Saved data entries

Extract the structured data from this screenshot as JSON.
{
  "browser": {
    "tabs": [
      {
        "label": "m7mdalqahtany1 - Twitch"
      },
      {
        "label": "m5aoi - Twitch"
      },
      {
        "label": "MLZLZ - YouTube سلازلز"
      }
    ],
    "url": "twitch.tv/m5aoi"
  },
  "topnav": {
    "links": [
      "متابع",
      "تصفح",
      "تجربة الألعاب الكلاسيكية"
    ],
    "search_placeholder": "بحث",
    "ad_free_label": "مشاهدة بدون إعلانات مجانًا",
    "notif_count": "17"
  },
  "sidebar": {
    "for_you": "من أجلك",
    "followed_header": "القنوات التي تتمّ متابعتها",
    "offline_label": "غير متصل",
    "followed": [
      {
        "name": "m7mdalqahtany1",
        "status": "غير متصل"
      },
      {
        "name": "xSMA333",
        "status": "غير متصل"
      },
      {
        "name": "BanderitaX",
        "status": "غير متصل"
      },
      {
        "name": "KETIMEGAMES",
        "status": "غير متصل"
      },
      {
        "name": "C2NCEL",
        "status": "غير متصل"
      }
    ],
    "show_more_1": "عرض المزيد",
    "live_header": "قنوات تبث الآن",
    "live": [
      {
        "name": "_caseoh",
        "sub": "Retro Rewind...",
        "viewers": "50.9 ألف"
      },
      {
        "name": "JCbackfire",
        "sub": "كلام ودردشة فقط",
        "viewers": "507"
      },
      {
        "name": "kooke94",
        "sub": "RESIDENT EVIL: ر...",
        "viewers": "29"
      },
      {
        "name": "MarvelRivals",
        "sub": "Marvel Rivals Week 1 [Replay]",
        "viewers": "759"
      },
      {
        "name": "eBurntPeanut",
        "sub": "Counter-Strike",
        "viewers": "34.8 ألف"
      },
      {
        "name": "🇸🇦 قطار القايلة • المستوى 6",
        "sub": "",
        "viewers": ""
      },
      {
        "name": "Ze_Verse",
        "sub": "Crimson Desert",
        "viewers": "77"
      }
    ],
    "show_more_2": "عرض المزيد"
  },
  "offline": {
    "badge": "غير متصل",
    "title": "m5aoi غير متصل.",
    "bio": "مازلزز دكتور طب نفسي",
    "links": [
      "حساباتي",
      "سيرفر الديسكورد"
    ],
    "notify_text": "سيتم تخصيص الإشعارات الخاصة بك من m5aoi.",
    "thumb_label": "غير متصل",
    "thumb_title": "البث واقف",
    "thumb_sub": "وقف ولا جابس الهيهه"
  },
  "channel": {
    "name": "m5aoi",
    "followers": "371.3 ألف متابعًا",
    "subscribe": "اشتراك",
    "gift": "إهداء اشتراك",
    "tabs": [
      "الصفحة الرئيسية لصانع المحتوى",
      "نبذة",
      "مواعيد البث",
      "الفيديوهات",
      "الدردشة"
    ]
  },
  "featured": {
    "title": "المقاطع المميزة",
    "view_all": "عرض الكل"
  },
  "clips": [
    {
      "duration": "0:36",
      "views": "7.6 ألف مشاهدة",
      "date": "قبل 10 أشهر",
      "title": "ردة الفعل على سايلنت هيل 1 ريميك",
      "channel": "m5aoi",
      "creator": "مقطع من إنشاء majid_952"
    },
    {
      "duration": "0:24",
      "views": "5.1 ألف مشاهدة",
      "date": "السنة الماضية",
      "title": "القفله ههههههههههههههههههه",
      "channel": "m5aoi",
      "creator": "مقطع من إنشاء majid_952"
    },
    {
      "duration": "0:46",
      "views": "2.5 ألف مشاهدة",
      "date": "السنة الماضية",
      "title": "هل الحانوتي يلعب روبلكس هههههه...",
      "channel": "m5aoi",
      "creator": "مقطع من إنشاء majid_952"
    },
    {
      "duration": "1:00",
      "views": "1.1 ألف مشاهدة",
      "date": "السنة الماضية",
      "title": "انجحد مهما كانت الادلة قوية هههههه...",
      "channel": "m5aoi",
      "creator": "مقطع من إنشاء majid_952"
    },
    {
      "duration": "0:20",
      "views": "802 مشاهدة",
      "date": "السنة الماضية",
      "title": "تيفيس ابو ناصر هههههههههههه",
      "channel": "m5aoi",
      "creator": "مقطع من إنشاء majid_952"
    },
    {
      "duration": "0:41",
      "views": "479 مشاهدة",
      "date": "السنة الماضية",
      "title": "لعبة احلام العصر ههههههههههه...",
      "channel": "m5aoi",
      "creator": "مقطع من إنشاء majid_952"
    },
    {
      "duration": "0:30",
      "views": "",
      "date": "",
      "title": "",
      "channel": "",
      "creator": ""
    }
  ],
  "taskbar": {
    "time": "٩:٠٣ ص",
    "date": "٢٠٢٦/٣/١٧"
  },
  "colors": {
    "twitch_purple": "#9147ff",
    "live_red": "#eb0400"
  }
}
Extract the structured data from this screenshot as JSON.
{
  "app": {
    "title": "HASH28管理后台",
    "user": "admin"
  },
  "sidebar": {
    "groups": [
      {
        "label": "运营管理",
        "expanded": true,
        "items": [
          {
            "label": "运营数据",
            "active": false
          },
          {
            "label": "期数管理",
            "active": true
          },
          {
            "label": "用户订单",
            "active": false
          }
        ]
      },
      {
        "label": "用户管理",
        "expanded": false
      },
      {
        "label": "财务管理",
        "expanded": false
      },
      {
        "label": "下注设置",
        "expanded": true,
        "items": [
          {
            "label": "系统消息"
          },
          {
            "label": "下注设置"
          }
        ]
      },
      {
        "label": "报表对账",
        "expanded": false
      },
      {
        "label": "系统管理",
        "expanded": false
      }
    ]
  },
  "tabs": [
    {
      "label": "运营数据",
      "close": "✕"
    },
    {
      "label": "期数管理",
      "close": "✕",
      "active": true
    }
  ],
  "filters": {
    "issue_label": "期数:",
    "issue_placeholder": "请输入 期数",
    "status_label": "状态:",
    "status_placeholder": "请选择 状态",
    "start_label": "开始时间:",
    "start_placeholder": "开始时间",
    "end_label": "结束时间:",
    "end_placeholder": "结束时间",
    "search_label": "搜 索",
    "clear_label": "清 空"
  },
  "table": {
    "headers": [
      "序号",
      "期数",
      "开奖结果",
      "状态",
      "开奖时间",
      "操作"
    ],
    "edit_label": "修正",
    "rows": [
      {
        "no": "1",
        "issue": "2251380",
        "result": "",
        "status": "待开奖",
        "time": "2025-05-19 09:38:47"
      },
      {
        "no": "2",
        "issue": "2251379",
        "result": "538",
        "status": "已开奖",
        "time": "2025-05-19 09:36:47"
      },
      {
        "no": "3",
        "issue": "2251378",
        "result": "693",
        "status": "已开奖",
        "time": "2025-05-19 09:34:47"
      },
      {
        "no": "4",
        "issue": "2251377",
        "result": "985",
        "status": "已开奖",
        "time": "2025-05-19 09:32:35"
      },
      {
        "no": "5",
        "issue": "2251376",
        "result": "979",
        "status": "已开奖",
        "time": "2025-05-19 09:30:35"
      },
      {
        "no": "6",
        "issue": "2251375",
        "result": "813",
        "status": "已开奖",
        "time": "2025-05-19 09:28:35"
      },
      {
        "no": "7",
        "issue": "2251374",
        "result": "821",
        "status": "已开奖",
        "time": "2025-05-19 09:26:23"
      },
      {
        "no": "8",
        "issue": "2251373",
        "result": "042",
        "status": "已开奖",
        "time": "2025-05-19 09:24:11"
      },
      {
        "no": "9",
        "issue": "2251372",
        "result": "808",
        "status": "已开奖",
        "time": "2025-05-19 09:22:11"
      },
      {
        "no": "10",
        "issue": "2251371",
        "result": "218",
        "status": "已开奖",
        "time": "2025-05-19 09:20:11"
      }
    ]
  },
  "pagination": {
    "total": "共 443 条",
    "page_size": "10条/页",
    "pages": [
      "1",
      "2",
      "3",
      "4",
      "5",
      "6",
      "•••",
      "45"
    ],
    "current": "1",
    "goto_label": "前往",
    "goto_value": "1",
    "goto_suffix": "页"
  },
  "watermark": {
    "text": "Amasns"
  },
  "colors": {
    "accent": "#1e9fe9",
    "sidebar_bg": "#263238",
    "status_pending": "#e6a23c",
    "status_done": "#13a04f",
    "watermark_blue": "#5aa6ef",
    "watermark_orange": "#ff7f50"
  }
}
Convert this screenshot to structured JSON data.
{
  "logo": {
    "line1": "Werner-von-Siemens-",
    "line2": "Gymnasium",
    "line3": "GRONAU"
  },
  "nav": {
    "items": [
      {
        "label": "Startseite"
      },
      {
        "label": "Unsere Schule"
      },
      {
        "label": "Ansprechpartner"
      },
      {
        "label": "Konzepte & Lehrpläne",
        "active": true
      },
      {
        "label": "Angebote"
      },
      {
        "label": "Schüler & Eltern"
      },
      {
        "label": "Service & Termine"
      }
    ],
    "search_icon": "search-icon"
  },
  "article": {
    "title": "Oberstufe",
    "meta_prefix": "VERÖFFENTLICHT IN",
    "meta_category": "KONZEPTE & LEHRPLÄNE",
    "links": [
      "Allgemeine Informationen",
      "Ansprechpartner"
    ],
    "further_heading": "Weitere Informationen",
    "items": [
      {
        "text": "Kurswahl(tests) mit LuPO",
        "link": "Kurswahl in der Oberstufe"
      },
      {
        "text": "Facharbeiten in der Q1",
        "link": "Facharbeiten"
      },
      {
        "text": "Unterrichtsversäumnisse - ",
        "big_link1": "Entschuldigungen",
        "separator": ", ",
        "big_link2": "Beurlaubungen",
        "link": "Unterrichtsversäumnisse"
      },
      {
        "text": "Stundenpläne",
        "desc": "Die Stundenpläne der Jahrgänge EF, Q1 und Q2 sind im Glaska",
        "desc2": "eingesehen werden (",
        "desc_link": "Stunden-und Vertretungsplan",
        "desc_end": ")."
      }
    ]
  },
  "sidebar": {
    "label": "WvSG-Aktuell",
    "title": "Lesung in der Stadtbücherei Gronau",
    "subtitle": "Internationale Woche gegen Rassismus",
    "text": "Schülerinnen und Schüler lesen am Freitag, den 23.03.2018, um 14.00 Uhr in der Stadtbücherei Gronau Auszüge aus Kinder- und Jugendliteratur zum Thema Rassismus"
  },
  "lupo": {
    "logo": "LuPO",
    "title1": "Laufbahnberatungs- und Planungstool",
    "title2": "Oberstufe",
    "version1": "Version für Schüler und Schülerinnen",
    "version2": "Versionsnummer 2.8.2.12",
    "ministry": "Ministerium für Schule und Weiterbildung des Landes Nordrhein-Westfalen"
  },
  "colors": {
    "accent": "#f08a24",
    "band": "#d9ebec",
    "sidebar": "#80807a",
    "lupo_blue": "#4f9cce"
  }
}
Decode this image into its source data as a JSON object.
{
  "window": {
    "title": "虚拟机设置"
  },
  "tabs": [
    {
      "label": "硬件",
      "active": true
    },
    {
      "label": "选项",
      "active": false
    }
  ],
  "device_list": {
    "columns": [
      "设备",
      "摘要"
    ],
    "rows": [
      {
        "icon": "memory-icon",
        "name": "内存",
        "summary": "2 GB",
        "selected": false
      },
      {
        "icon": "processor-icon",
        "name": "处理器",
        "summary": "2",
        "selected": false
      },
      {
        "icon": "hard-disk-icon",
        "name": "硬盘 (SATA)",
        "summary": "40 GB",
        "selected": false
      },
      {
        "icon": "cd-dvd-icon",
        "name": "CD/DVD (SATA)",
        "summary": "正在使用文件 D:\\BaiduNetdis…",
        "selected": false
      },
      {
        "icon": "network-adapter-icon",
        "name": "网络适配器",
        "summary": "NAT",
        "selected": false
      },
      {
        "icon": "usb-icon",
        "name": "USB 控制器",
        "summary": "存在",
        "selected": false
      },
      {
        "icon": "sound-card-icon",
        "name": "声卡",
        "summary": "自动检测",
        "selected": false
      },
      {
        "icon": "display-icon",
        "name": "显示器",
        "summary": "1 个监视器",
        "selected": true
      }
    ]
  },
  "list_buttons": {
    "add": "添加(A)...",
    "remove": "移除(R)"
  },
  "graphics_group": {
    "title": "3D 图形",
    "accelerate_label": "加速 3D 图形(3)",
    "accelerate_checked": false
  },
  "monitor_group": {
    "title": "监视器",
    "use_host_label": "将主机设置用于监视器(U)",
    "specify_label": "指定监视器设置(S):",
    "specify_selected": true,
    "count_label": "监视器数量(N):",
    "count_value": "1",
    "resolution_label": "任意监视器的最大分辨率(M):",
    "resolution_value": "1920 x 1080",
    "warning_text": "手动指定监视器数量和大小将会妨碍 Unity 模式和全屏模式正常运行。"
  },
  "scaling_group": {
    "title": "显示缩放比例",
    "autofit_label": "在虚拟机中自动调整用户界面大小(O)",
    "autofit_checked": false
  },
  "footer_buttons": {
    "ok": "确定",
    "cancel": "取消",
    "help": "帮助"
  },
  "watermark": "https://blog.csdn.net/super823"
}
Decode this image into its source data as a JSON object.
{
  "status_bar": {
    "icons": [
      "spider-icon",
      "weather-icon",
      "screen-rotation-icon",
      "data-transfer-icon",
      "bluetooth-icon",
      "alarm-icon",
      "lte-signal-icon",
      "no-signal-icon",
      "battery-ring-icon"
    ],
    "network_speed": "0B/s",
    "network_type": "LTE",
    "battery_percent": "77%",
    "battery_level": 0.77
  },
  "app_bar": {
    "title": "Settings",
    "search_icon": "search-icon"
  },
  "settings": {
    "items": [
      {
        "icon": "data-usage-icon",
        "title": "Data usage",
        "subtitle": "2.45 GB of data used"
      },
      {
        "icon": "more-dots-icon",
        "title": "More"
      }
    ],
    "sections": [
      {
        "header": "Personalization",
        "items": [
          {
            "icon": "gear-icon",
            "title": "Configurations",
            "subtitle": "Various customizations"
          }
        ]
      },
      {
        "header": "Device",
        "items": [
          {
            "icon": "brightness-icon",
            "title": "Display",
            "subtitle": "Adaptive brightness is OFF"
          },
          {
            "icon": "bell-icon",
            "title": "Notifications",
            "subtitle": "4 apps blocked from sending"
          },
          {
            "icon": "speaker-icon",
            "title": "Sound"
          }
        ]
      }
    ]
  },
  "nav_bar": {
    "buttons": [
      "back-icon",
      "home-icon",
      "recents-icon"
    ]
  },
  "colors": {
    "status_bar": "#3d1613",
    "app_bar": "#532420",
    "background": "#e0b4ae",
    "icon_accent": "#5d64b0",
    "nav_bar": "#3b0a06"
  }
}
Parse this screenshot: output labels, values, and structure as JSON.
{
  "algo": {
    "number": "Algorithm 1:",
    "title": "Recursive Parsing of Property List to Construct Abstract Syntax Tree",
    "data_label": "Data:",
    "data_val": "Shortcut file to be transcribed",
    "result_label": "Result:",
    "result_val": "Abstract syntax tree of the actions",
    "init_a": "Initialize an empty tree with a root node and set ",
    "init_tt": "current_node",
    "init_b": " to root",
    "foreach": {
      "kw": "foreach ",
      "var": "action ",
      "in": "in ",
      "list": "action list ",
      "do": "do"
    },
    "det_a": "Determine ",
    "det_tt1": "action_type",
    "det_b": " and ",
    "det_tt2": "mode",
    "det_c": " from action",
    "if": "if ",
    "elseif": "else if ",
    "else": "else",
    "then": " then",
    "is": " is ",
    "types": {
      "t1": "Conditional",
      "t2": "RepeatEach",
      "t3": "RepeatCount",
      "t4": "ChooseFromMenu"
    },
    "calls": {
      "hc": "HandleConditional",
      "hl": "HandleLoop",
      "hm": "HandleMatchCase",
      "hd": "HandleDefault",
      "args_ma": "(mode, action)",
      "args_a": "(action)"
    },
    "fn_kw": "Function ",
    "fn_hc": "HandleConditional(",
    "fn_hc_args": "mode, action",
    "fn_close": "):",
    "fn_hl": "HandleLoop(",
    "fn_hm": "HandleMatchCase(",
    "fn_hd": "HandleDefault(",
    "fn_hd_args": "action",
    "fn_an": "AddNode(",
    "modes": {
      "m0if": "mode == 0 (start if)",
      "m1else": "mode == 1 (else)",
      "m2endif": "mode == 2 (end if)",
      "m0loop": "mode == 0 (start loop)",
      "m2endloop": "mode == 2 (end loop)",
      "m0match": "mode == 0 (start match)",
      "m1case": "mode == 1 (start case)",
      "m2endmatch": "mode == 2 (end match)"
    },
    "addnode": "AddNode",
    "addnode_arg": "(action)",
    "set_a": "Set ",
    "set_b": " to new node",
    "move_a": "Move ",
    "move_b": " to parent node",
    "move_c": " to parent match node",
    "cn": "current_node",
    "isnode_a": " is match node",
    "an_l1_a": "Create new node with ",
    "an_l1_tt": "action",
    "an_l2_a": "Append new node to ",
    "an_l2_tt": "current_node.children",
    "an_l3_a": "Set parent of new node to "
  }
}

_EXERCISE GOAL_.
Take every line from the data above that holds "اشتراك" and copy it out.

_RESPONSE FOR THIS EXERCISE_.
    "subscribe": "اشتراك",
    "gift": "إهداء اشتراك",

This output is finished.